### WHAT YOU NEED TO DO:
Find how many lines of the listing below include the word "Аліна", then report the number by itself.

[RECORDED DATA Boundary: Start]

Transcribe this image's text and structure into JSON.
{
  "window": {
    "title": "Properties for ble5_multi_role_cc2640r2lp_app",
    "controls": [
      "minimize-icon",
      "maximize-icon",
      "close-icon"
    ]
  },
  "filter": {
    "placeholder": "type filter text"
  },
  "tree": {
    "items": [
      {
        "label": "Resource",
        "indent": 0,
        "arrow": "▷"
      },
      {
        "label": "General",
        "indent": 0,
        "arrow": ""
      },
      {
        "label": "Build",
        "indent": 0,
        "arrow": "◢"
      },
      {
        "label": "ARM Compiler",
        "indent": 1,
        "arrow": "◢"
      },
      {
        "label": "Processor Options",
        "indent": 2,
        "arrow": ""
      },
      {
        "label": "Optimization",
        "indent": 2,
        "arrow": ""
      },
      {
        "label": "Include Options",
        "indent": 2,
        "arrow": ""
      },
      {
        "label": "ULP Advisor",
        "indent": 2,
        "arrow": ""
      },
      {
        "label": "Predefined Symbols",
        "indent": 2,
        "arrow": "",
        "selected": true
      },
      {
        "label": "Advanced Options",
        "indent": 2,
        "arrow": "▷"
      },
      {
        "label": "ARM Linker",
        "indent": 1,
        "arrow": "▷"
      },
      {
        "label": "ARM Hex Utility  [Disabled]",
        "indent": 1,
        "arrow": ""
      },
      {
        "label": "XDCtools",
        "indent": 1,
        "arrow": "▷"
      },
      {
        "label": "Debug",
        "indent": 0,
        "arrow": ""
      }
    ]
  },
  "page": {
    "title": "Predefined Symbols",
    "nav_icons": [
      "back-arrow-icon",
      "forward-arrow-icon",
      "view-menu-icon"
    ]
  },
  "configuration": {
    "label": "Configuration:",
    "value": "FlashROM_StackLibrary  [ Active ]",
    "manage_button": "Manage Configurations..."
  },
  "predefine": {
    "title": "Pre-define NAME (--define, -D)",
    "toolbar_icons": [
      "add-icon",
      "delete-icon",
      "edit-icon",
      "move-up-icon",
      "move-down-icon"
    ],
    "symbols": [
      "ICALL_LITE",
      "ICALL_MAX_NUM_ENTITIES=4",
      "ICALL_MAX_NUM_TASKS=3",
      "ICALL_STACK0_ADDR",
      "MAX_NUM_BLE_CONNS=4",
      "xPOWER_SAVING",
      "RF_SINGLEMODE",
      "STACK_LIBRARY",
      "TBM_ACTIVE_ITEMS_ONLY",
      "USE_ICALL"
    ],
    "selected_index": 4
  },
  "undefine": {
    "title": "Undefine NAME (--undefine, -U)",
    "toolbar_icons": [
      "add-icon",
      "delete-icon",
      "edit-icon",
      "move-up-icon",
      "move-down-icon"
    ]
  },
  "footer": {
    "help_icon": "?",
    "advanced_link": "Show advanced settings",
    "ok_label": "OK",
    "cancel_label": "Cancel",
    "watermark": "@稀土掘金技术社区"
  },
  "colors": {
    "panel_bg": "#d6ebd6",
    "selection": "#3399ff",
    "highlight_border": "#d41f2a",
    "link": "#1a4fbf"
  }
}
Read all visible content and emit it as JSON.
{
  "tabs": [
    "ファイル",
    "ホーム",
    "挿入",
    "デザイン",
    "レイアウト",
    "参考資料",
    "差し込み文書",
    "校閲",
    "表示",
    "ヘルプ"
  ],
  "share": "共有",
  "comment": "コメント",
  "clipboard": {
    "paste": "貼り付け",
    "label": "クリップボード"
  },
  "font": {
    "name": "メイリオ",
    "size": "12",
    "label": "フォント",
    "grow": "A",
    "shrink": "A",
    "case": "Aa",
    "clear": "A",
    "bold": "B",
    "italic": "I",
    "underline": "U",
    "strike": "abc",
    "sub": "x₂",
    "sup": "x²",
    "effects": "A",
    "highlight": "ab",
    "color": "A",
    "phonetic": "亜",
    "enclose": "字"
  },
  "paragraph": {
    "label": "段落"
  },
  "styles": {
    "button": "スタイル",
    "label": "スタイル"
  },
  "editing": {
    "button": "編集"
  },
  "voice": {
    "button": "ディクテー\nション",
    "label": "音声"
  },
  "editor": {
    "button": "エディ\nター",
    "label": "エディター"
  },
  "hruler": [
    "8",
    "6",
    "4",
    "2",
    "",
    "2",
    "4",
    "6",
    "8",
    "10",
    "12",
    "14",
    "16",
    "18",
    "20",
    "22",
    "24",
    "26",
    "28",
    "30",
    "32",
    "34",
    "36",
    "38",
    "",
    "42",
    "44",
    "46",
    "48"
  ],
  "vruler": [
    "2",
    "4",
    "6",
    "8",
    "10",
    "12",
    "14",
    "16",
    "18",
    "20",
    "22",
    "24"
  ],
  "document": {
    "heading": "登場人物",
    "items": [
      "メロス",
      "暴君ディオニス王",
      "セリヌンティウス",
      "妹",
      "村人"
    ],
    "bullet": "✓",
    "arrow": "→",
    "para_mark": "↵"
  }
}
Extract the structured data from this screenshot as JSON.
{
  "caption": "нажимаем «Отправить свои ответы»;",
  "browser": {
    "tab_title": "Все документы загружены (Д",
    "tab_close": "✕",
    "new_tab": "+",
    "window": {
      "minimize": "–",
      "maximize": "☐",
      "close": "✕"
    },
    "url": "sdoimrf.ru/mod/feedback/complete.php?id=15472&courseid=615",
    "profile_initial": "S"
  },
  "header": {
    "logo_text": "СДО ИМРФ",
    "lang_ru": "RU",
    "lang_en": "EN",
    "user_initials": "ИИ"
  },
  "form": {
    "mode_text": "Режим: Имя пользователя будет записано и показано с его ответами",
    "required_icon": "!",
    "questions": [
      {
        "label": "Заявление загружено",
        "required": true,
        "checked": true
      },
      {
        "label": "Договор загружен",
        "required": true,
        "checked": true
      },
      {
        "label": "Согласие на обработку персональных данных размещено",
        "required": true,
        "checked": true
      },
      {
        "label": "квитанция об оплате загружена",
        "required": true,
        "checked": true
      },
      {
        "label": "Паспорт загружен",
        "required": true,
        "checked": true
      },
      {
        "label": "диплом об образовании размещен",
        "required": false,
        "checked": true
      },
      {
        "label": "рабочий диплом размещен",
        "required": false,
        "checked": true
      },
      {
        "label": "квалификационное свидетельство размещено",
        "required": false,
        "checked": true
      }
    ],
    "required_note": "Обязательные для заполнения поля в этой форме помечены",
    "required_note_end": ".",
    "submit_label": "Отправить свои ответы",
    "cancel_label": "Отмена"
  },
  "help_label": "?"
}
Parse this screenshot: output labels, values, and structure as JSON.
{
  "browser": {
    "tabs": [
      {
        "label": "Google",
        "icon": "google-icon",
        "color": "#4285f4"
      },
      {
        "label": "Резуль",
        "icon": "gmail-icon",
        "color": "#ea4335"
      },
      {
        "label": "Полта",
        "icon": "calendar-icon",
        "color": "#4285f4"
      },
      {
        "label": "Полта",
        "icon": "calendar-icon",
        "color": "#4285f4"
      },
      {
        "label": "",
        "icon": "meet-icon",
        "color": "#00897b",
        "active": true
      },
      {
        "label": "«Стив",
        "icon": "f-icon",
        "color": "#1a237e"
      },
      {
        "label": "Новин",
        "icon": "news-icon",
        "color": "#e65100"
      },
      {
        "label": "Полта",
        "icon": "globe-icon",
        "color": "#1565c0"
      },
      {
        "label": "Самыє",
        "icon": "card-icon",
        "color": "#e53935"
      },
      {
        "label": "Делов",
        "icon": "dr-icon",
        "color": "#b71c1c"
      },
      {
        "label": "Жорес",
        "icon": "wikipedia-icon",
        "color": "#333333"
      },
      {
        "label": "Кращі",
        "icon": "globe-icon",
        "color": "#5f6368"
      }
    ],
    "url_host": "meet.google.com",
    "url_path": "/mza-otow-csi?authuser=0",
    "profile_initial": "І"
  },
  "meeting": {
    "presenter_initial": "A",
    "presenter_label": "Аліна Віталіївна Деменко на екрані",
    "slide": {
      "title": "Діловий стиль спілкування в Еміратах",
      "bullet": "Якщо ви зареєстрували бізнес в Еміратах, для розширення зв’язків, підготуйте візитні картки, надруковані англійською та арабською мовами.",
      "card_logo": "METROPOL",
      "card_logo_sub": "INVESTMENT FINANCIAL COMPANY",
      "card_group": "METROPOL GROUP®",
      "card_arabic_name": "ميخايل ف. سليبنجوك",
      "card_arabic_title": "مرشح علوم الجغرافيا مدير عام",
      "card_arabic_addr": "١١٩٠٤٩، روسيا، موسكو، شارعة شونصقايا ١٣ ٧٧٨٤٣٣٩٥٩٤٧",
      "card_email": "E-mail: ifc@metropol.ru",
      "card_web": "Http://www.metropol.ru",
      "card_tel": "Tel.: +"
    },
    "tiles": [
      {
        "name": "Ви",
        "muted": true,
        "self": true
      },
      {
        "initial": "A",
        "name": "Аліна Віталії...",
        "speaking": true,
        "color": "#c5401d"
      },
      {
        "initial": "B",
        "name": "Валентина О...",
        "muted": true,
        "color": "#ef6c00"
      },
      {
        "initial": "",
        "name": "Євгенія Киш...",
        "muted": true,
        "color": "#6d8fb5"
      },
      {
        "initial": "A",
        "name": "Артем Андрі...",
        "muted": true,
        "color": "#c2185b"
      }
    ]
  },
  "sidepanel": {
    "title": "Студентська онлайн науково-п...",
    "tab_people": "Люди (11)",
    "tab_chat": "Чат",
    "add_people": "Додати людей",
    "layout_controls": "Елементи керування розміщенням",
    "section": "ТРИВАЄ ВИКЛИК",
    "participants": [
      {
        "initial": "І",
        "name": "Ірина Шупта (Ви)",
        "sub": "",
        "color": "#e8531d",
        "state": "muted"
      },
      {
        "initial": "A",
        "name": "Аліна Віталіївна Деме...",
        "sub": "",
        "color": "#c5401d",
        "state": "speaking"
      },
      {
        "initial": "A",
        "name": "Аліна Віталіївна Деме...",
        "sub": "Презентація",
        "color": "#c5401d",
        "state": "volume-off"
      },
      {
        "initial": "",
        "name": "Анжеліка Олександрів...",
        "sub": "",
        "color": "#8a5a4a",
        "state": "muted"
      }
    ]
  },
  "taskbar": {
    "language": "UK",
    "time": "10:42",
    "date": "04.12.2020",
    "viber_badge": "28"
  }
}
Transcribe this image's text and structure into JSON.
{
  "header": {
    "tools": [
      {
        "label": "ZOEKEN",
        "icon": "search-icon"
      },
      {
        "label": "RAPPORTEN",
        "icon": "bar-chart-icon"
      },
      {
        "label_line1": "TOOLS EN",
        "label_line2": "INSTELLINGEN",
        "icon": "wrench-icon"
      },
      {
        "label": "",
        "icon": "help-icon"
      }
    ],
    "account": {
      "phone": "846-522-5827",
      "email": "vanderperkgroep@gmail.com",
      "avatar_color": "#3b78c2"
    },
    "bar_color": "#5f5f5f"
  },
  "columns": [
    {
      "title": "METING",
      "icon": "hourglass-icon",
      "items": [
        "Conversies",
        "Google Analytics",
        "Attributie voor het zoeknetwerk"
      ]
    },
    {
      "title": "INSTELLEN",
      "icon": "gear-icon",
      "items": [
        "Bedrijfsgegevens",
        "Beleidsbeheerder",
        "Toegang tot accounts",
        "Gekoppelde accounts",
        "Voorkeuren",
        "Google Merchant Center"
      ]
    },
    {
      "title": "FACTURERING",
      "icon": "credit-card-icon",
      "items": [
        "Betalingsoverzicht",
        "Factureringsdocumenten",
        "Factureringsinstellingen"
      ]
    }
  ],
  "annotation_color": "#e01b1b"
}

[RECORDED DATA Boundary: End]

### TASK RESULT:
4